Exercise data Start Marker

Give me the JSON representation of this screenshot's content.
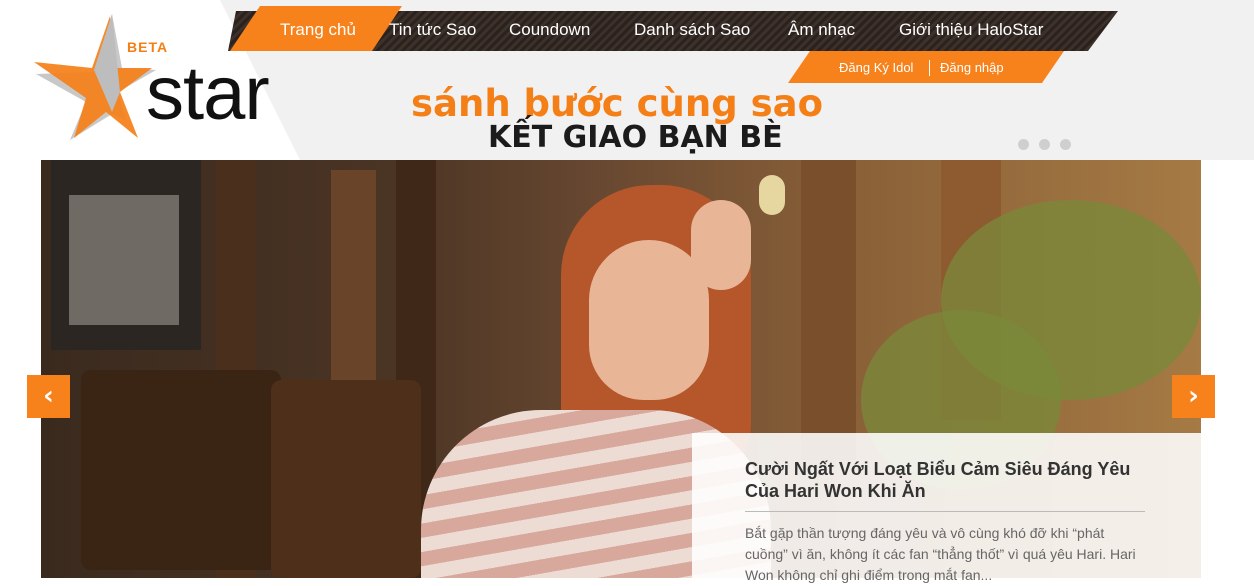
{
  "logo": {
    "beta": "BETA",
    "text": "star",
    "accent": "#f57f17"
  },
  "nav": {
    "items": [
      {
        "label": "Trang chủ",
        "active": true
      },
      {
        "label": "Tin tức Sao"
      },
      {
        "label": "Coundown"
      },
      {
        "label": "Danh sách Sao"
      },
      {
        "label": "Âm nhạc"
      },
      {
        "label": "Giới thiệu HaloStar"
      }
    ],
    "sub": [
      "Đăng Ký Idol",
      "Đăng nhập"
    ]
  },
  "slogan": {
    "line1": "sánh bước cùng sao",
    "line2": "KẾT GIAO BẠN BÈ"
  },
  "slider": {
    "dots": 3,
    "active_dot": 1,
    "prev_icon": "chevron-left-icon",
    "next_icon": "chevron-right-icon",
    "caption": {
      "title": "Cười Ngất Với Loạt Biểu Cảm Siêu Đáng Yêu Của Hari Won Khi Ăn",
      "description": "Bắt gặp thần tượng đáng yêu và vô cùng khó đỡ khi “phát cuồng” vì ăn, không ít các fan “thẳng thốt” vì quá yêu Hari. Hari Won không chỉ ghi điểm trong mắt fan..."
    }
  }
}
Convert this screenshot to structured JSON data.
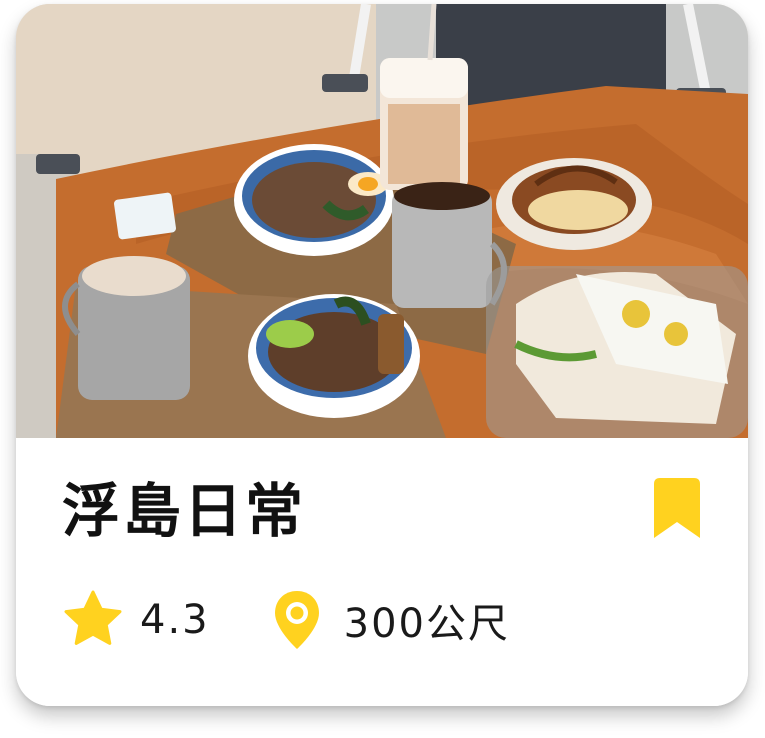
{
  "card": {
    "title": "浮島日常",
    "rating": "4.3",
    "distance": "300公尺",
    "accent_color": "#FFD21F",
    "icons": {
      "rating": "star-icon",
      "distance": "location-pin-icon",
      "save": "bookmark-icon"
    }
  }
}
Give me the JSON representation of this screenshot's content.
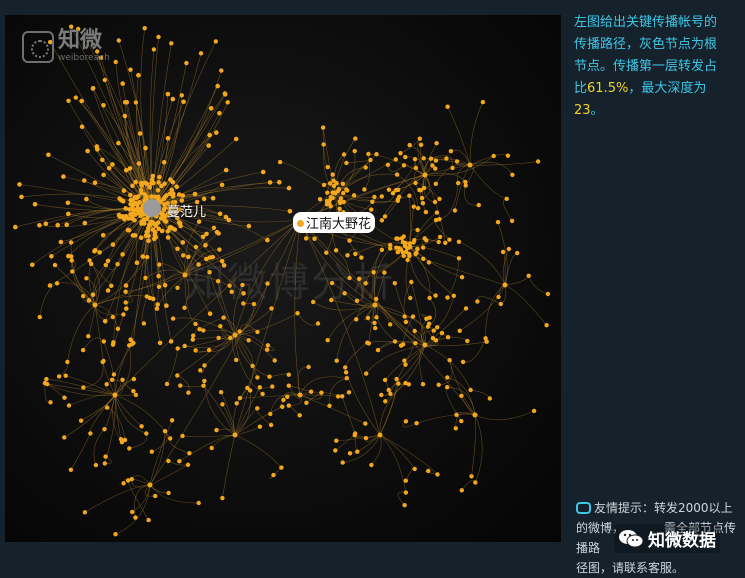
{
  "graph": {
    "watermark": "知微博分析",
    "root_label": "蔓范儿",
    "key_label": "江南大野花",
    "colors": {
      "node": "#f4a81d",
      "edge": "#a67c2a",
      "root": "#9a9a9a"
    }
  },
  "brand": {
    "name": "知微",
    "sub": "weiboreach"
  },
  "sidebar": {
    "line1": "左图给出关键传播帐号的",
    "line2": "传播路径，灰色节点为根",
    "line3": "节点。传播第一层转发占",
    "pct_prefix": "比",
    "pct_value": "61.5%",
    "pct_suffix": "，最大深度为",
    "depth_value": "23",
    "depth_suffix": "。"
  },
  "tip": {
    "line1": "友情提示：转发2000以上",
    "line2": "的微博，",
    "line3": "需全部节点传播路",
    "line4": "径图，请联系客服。"
  },
  "footer_badge": {
    "label": "知微数据",
    "icon": "wechat-icon"
  }
}
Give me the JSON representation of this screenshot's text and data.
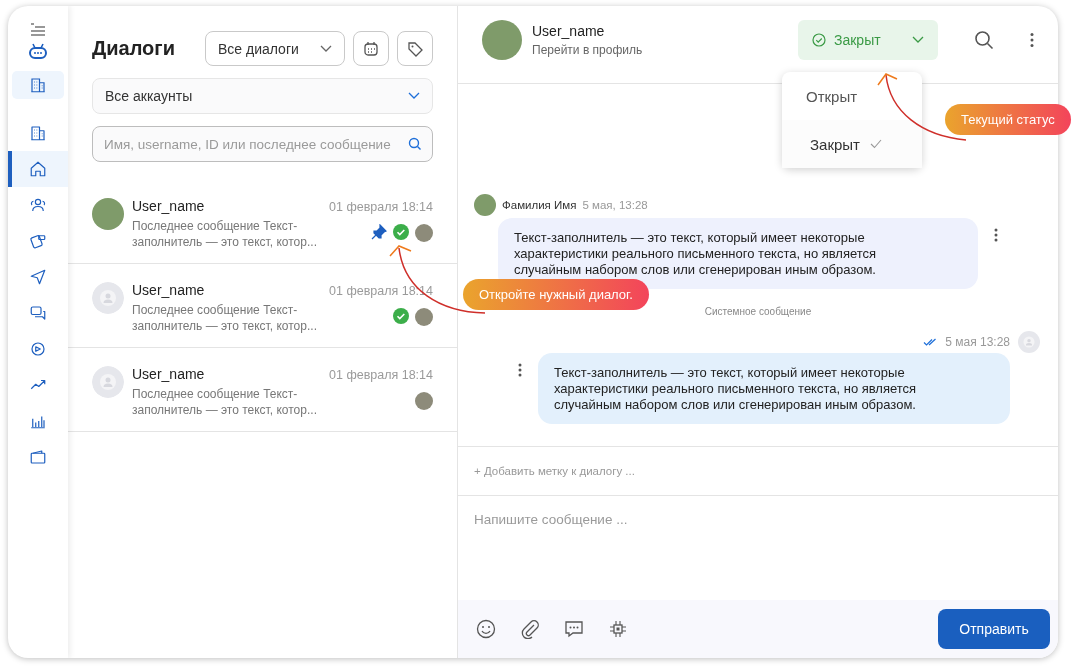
{
  "sidebar": {
    "items": [
      {
        "kind": "building",
        "selected": false
      },
      {
        "kind": "home",
        "selected": true
      },
      {
        "kind": "users",
        "selected": false
      },
      {
        "kind": "cards",
        "selected": false
      },
      {
        "kind": "send",
        "selected": false
      },
      {
        "kind": "chat",
        "selected": false
      },
      {
        "kind": "circle",
        "selected": false
      },
      {
        "kind": "trend",
        "selected": false
      },
      {
        "kind": "bars",
        "selected": false
      },
      {
        "kind": "wallet",
        "selected": false
      }
    ]
  },
  "dialogs_panel": {
    "title": "Диалоги",
    "filter": "Все диалоги",
    "accounts": "Все аккаунты",
    "search": {
      "placeholder": "Имя, username, ID или последнее сообщение"
    },
    "dialogs": [
      {
        "name": "User_name",
        "time": "01 февраля 18:14",
        "preview": "Последнее сообщение Текст-заполнитель — это текст, котор...",
        "photo": true,
        "pinned": true,
        "resolved": true
      },
      {
        "name": "User_name",
        "time": "01 февраля 18:14",
        "preview": "Последнее сообщение Текст-заполнитель — это текст, котор...",
        "photo": false,
        "pinned": false,
        "resolved": true
      },
      {
        "name": "User_name",
        "time": "01 февраля 18:14",
        "preview": "Последнее сообщение Текст-заполнитель — это текст, котор...",
        "photo": false,
        "pinned": false,
        "resolved": false
      }
    ]
  },
  "chat": {
    "user": {
      "name": "User_name",
      "link": "Перейти в профиль"
    },
    "status": "Закрыт",
    "status_menu": [
      {
        "label": "Открыт",
        "selected": false
      },
      {
        "label": "Закрыт",
        "selected": true
      }
    ],
    "messages": [
      {
        "kind": "incoming",
        "author": "Фамилия Имя",
        "time": "5 мая, 13:28",
        "text": "Текст-заполнитель — это текст, который имеет некоторые характеристики реального письменного текста, но является случайным набором слов или сгенерирован иным образом."
      },
      {
        "kind": "system",
        "text": "Системное сообщение"
      },
      {
        "kind": "outgoing",
        "time": "5 мая 13:28",
        "read": true,
        "text": "Текст-заполнитель — это текст, который имеет некоторые характеристики реального письменного текста, но является случайным набором слов или сгенерирован иным образом."
      }
    ],
    "add_tag": "+ Добавить метку к диалогу ...",
    "composer": {
      "placeholder": "Напишите сообщение ..."
    },
    "send": "Отправить"
  },
  "callouts": {
    "status": "Текущий статус",
    "dialog": "Откройте нужный диалог."
  }
}
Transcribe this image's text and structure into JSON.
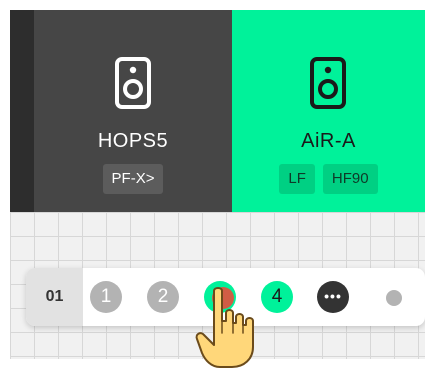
{
  "speakers": [
    {
      "name": "HOPS5",
      "tags": [
        "PF-X>"
      ],
      "state": "inactive"
    },
    {
      "name": "AiR-A",
      "tags": [
        "LF",
        "HF90"
      ],
      "state": "active"
    }
  ],
  "toolbar": {
    "page_label": "01",
    "buttons": [
      {
        "label": "1",
        "state": "off"
      },
      {
        "label": "2",
        "state": "off"
      },
      {
        "label": "",
        "state": "on-touched"
      },
      {
        "label": "4",
        "state": "on"
      },
      {
        "label": "•••",
        "state": "more"
      }
    ]
  },
  "icons": {
    "speaker": "speaker-icon",
    "more": "more-icon",
    "pointer": "hand-pointer-icon"
  },
  "colors": {
    "accent": "#00f29a",
    "dark_panel": "#464646",
    "inactive_circle": "#b3b3b3",
    "touch": "#e74c3c"
  }
}
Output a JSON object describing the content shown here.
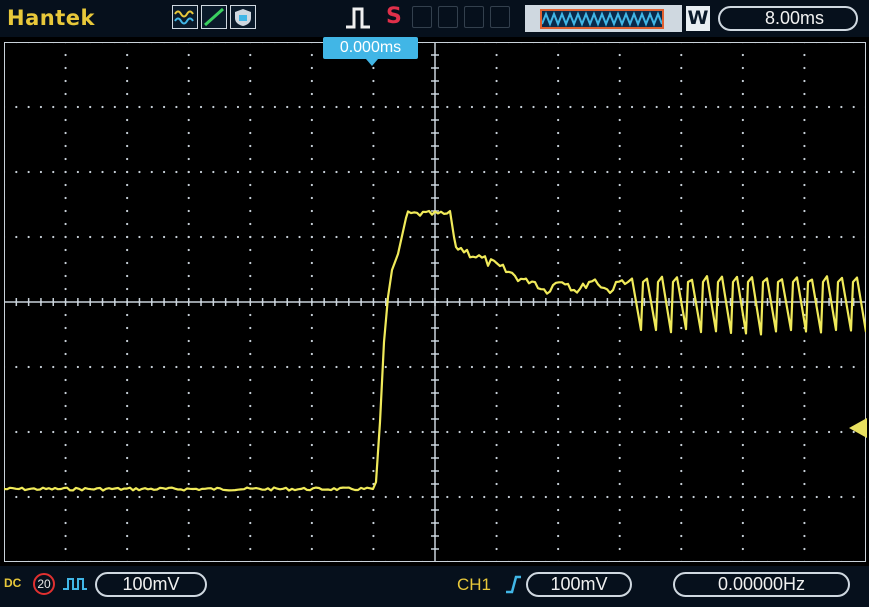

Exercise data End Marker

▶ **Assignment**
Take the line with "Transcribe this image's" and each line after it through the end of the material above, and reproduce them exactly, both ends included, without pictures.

▶ **Written answer**
Transcribe this image's text and structure into JSON.
{
  "speakers": [
    {
      "name": "HOPS5",
      "tags": [
        "PF-X>"
      ],
      "state": "inactive"
    },
    {
      "name": "AiR-A",
      "tags": [
        "LF",
        "HF90"
      ],
      "state": "active"
    }
  ],
  "toolbar": {
    "page_label": "01",
    "buttons": [
      {
        "label": "1",
        "state": "off"
      },
      {
        "label": "2",
        "state": "off"
      },
      {
        "label": "",
        "state": "on-touched"
      },
      {
        "label": "4",
        "state": "on"
      },
      {
        "label": "•••",
        "state": "more"
      }
    ]
  },
  "icons": {
    "speaker": "speaker-icon",
    "more": "more-icon",
    "pointer": "hand-pointer-icon"
  },
  "colors": {
    "accent": "#00f29a",
    "dark_panel": "#464646",
    "inactive_circle": "#b3b3b3",
    "touch": "#e74c3c"
  }
}
Output a JSON object describing the content shown here.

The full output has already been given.